I think I was five or six when I first saw The Wolfman. My parents must have figured that an old movie like that didn’t have any scares left in it, but I remember lying in bed with the sheet pulled up to my neck, the wolfman stalking his prey playing and replaying in my mind. Eventually, my mother had to come upstairs and sit on the edge of the bed until I calmed down. I still love The Wolfman… and Frankenstein… and Dracula… but those movies don’t have the same ability to frighten me that they once did. In the 40 years (holy shit!) between then and now, The Wolfman hasn’t changed – and it was dated in 1973 – but I’ve changed, a lot. What scares us – past a kernel of fear that is part of what it means to be mortal – changes and shifts with time, thought, and culture.
Just as there are archetypal stories – core stories that live inside larger narratives – there are essential paradigms of fear. Never are we closer to our animal natures than when we become prey: shaking, sweating, complex thoughts and ideas subordinated to the need to flee.
Circumstances vary, but certain fears are so basic as to be understood by all: fear of death walks hand in hand with fear of abandonment, or of having those we love taken from us. We avoid hunger and thirst because on some level we fear starvation, and we dread being alone because to be alone is to be at risk, or to be lonely, or perhaps those two things are the same, mixed together in a stew of evolution and emotion.
Death as an endpoint frightens both animals and people, but fear of what death represents: meaninglessness, the unknown, decay – are existential anxieties that only humans experience. Though they may spring from the primal, our complex brains allow access to a range of uniquely human fears, whose manifestations are often opaque, even to us.
When I read The Raven in high school, I remember being struck by the idea that terror could come not from anything that was happening, but from an idea: that love might never be forgotten, that one might never recover from loss. This was a way of thinking about horror that I’d never considered – as something that sprung from thought, rather than threat. Humans are unique in that our fear of the possible – war, loss, violence, death – exists right alongside our fear of the real.
Each of us carry our own unique dreams and ambitions, and with them our own, very personal fears. Small places, spiders, safety, happiness: our lives burden (or perhaps define) us with anxieties that are based as much on the experiences we’ve had as about any concrete, physical threat. Nevertheless, the fear is real.
The Culture of Horror
My parents thought that The Wolfman wouldn’t scare me because it no longer scared them, but as a child, I hadn’t yet absorbed enough of the culture around me to be protected by it. If what scares us is a mixture of core, biological fears and more complex, existential ones, the channels we use to access those feelings evolve along with our culture.
The idea of being stalked by a predator remains scary, but evolving styles and sensibilities impact our experience of the paradigm.
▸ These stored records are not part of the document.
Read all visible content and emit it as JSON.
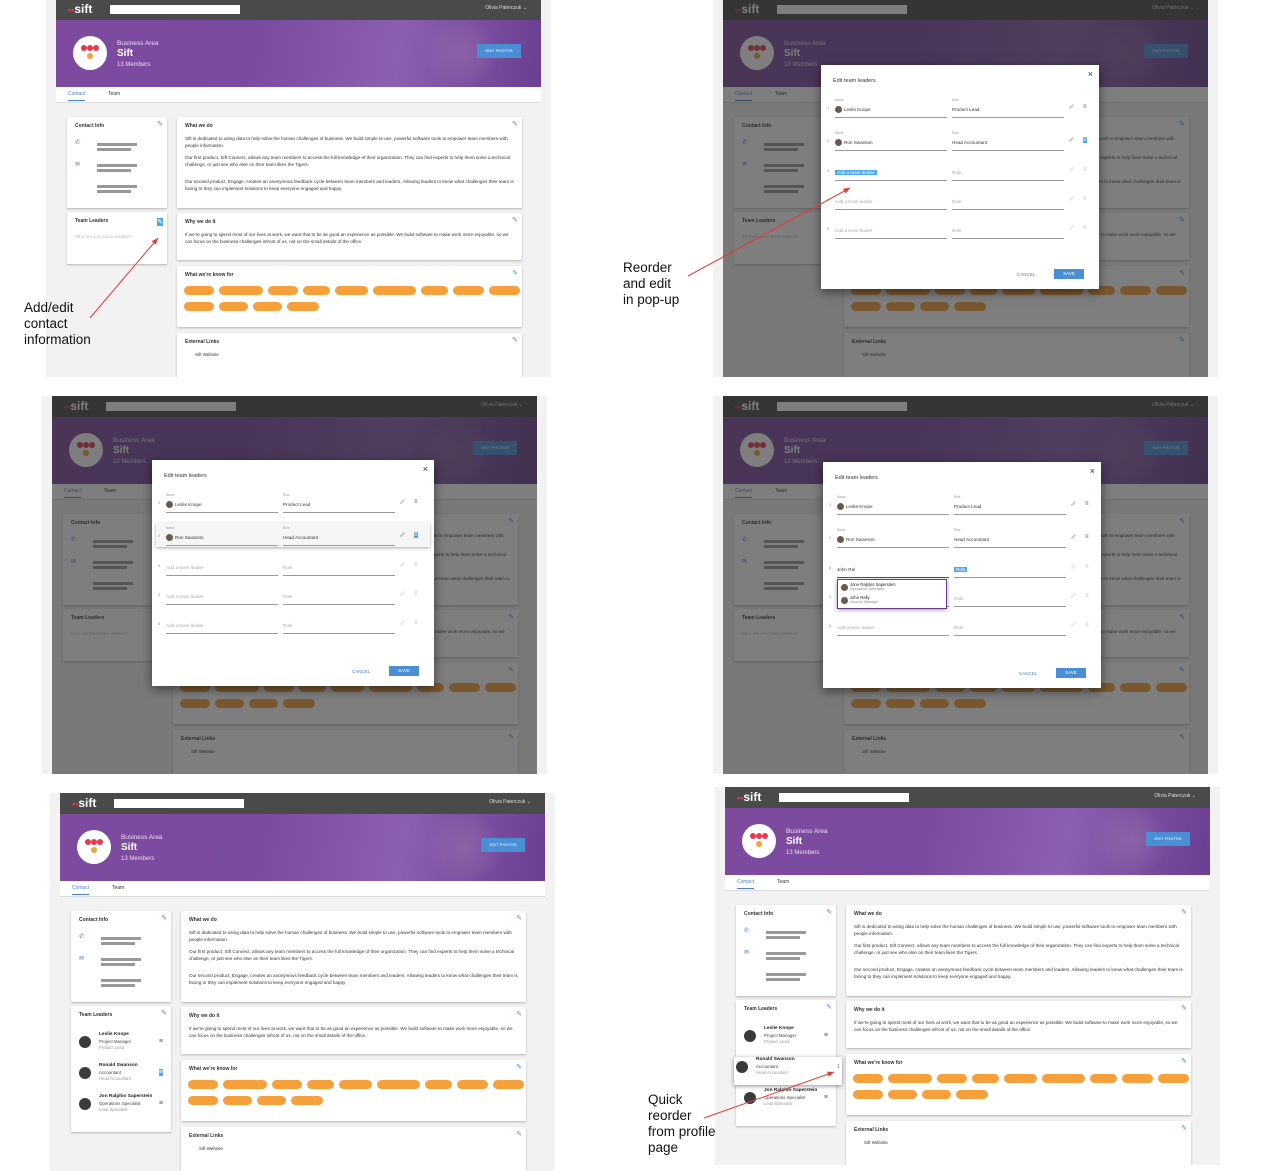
{
  "app": {
    "logo": "sift",
    "user_name": "Olivia Paterczuk",
    "business_area_label": "Business Area",
    "team_name": "Sift",
    "members": "13 Members",
    "edit_photos": "EDIT PHOTOS",
    "tabs": [
      "Contact",
      "Team"
    ]
  },
  "cards": {
    "contact_info": "Contact Info",
    "team_leaders": "Team Leaders",
    "team_leaders_placeholder": "Who are your team leaders?",
    "what_we_do": "What we do",
    "what_we_do_p1": "Sift is dedicated to using data to help solve the human challenges of business. We build simple to use, powerful software tools to empower team members with people information.",
    "what_we_do_p2": "Our first product, Sift Connect, allows any team members to access the full knowledge of their organization. They can find experts to help them solve a technical challenge, or just see who else on their team likes the Tigers.",
    "what_we_do_p3": "Our second product, Engage, creates an anonymous feedback cycle between team members and leaders. Allowing leaders to know what challenges their team is facing to they can implement solutions to keep everyone engaged and happy.",
    "why_we_do_it": "Why we do it",
    "why_we_do_it_text": "If we're going to spend most of our lives at work, we want that to be as good an experience as possible. We build software to make work more enjoyable, so we can focus on the business challenges infront of us, not on the small details of the office.",
    "known_for": "What we're know for",
    "external_links": "External Links",
    "sift_website": "Sift Website"
  },
  "modal": {
    "title": "Edit team leaders",
    "name_label": "Name",
    "role_label": "Role",
    "add_placeholder": "Add a team leader",
    "role_placeholder": "Role",
    "cancel": "CANCEL",
    "save": "SAVE",
    "leaders": [
      {
        "name": "Leslie Knope",
        "role": "Product Lead"
      },
      {
        "name": "Ron Swanson",
        "role": "Head Accountant"
      }
    ],
    "row_numbers": [
      "1",
      "2",
      "3",
      "4",
      "5"
    ],
    "typed": "John Ral",
    "suggestions": [
      {
        "name": "Jone Ralphio Saperstein",
        "role": "Operations Specialist"
      },
      {
        "name": "John Rally",
        "role": "Account Manager"
      }
    ]
  },
  "profile_leaders": [
    {
      "name": "Leslie Knope",
      "role": "Project Manager",
      "sub": "Product Lead"
    },
    {
      "name": "Ronald Swanson",
      "role": "Accountant",
      "sub": "Head Accountant"
    },
    {
      "name": "Jon Ralphio Saperstein",
      "role": "Operations Specialist",
      "sub": "Lead Specialist"
    }
  ],
  "annotations": {
    "add_edit": [
      "Add/edit",
      "contact",
      "information"
    ],
    "reorder": [
      "Reorder",
      "and edit",
      "in pop-up"
    ],
    "quick": [
      "Quick",
      "reorder",
      "from profile",
      "page"
    ]
  },
  "colors": {
    "accent": "#4a8fd4",
    "pill": "#f5a03a",
    "banner": "#7d4a9e",
    "topbar": "#4a4a4a",
    "arrow": "#e03c31"
  }
}
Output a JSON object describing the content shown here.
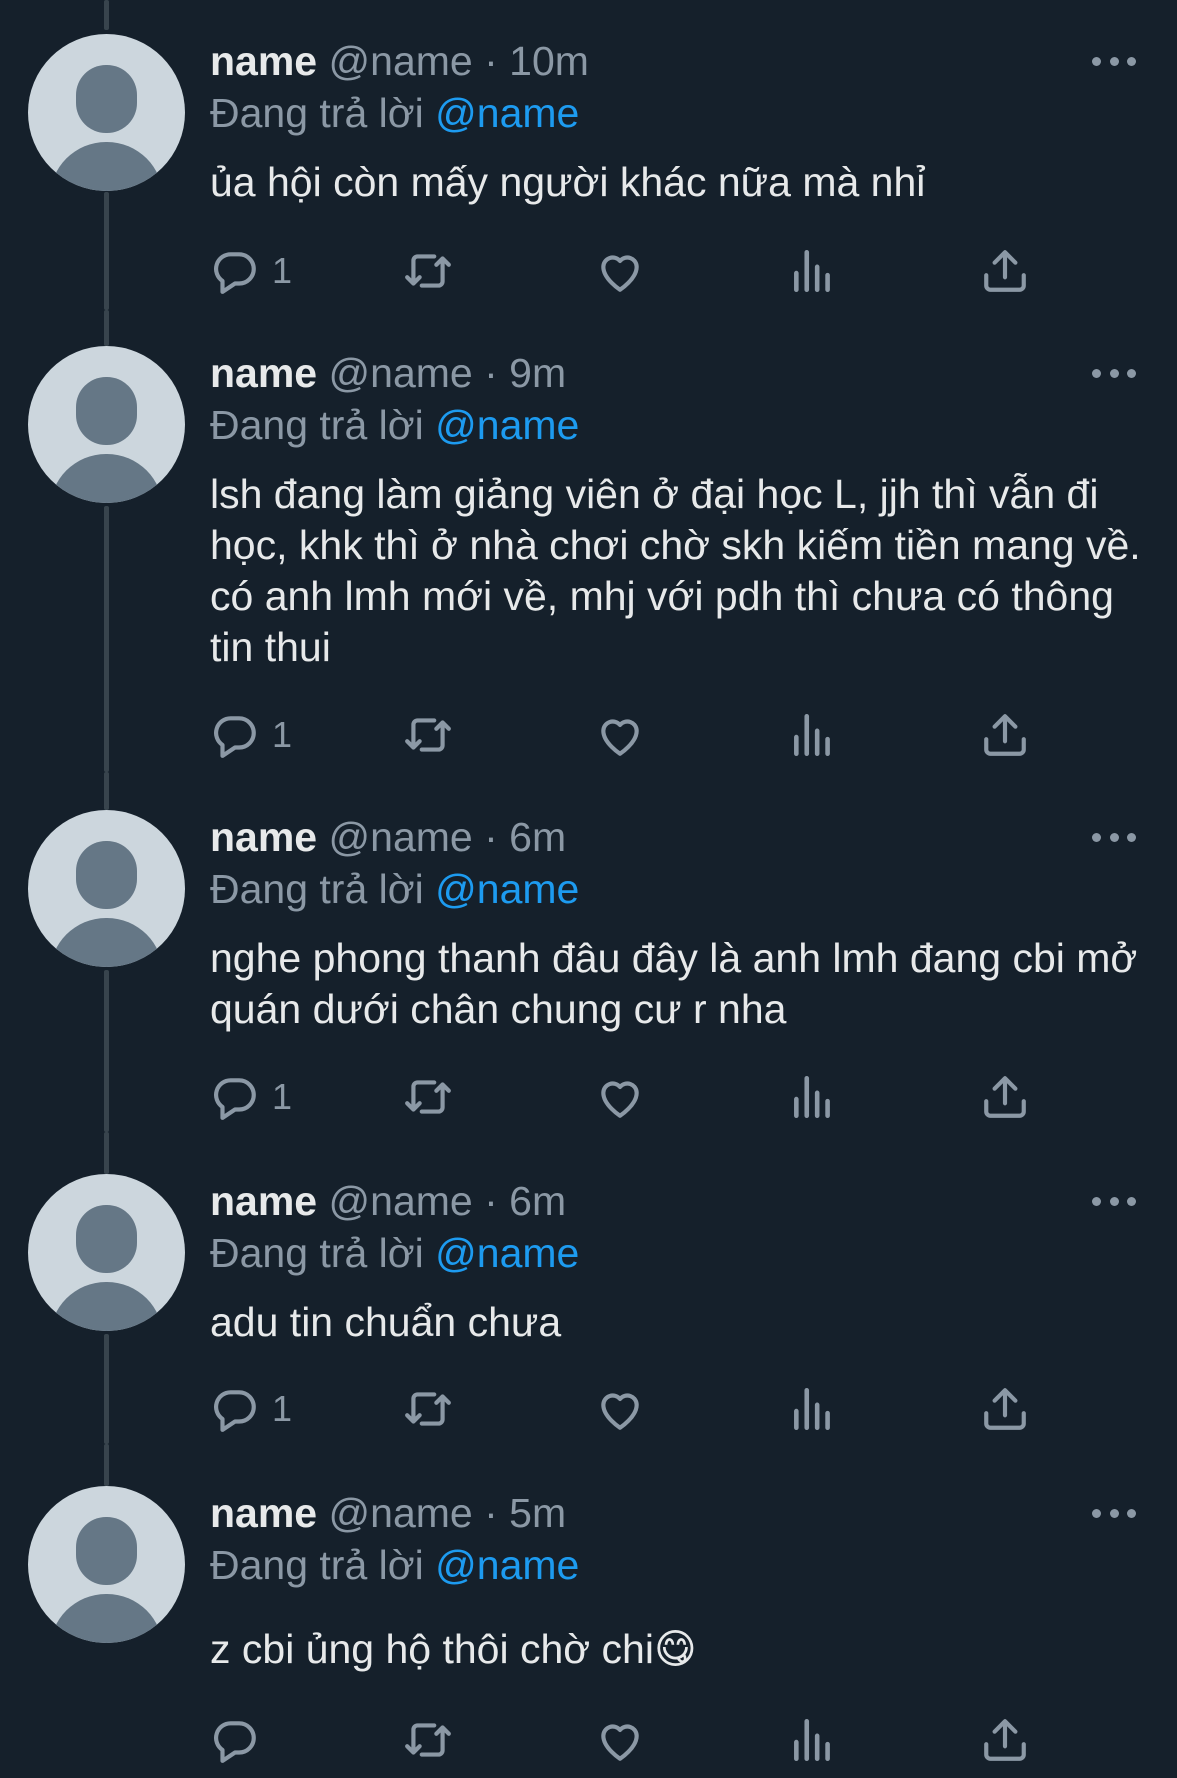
{
  "reply_prefix": "Đang trả lời",
  "tweets": [
    {
      "name": "name",
      "handle": "@name",
      "dot": "·",
      "time": "10m",
      "mention": "@name",
      "text": "ủa hội còn mấy người khác nữa mà nhỉ",
      "reply_count": "1"
    },
    {
      "name": "name",
      "handle": "@name",
      "dot": "·",
      "time": "9m",
      "mention": "@name",
      "text": "lsh đang làm giảng viên ở đại học L, jjh thì vẫn đi học, khk thì ở nhà chơi chờ skh kiếm tiền mang về. có anh lmh mới về, mhj với pdh thì chưa có thông tin thui",
      "reply_count": "1"
    },
    {
      "name": "name",
      "handle": "@name",
      "dot": "·",
      "time": "6m",
      "mention": "@name",
      "text": "nghe phong thanh đâu đây là anh lmh đang cbi mở quán dưới chân chung cư r nha",
      "reply_count": "1"
    },
    {
      "name": "name",
      "handle": "@name",
      "dot": "·",
      "time": "6m",
      "mention": "@name",
      "text": "adu tin chuẩn chưa",
      "reply_count": "1"
    },
    {
      "name": "name",
      "handle": "@name",
      "dot": "·",
      "time": "5m",
      "mention": "@name",
      "text": "z cbi ủng hộ thôi chờ chi😋",
      "reply_count": ""
    }
  ],
  "icons": {
    "reply": "reply-icon",
    "retweet": "retweet-icon",
    "like": "heart-icon",
    "views": "views-icon",
    "share": "share-icon",
    "more": "more-icon"
  },
  "colors": {
    "background": "#15202b",
    "text": "#e7e9ea",
    "secondary": "#8b98a5",
    "accent": "#1d9bf0",
    "avatar_bg": "#ccd6dd",
    "avatar_fg": "#657786"
  }
}
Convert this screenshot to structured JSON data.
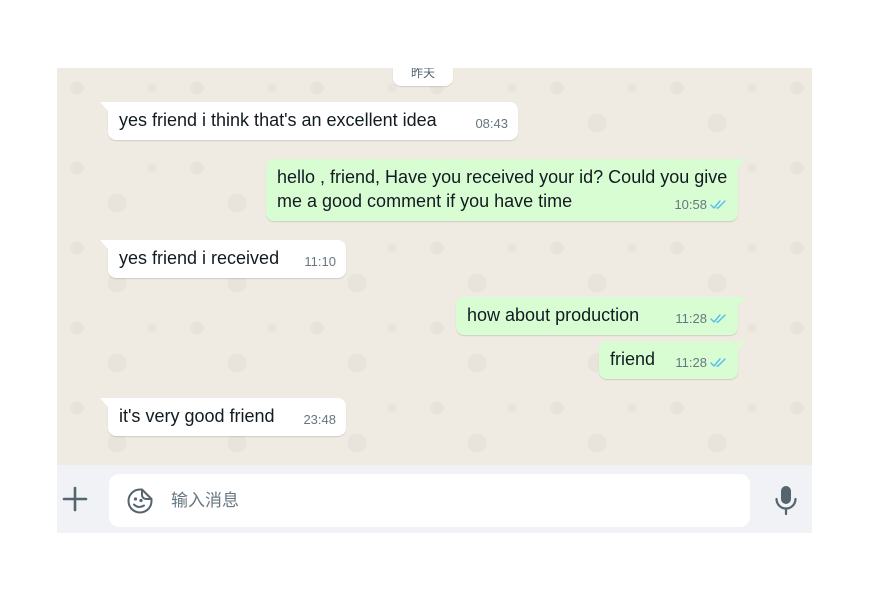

By the 1970s, the idea of one person stalking another was old news, let alone the slow-paced, bloodless stalking in The Wolfman, but the six-year-old me hadn’t been acclimated to it the way my parents had, so it terrified me.
Audiences in 1941 might have been frightened by stalking, but given the more rigid societal mores of the time, it seems equally likely that they were more impacted by the supernatural elements, or by the idea that a beast could live inside an innocent-looking man. What frightens us changes generation to generation (sex, urban blight, nuclear war, climate change), as does the style used to present it (lighting, pacing, realism). As ideas are presented to us again and again they lose their power, and leave us searching for something new.
Drifting on The Black River
What Scares us is fluid: a mix of core drivers, complex and sometimes individual emotions, cultural concerns and stylistic expectations that are in constant flux. We all want to be scared sometimes, to varying degrees, and as long as we do, we’ll find new ways to frighten each other. Being scared is validating: it shows us that we’re still alive. Conquering our fears is a way of gaining a semblance of control over the uncontrollable, at least for a little while.
I don’t have the same tolerance for horror that I used to – I don’t have the distance I once did, or the surety that nothing bad will ever happen to me, or to those I love. I get less of a thrill from primal scares, and the kind of existential fear that I’m most interested in (and most susceptible to) is hard to find… but I’ll keep looking.
What scares you? What used to scare you, but doesn’t? Do you agree that everyone likes to be scared, sometimes?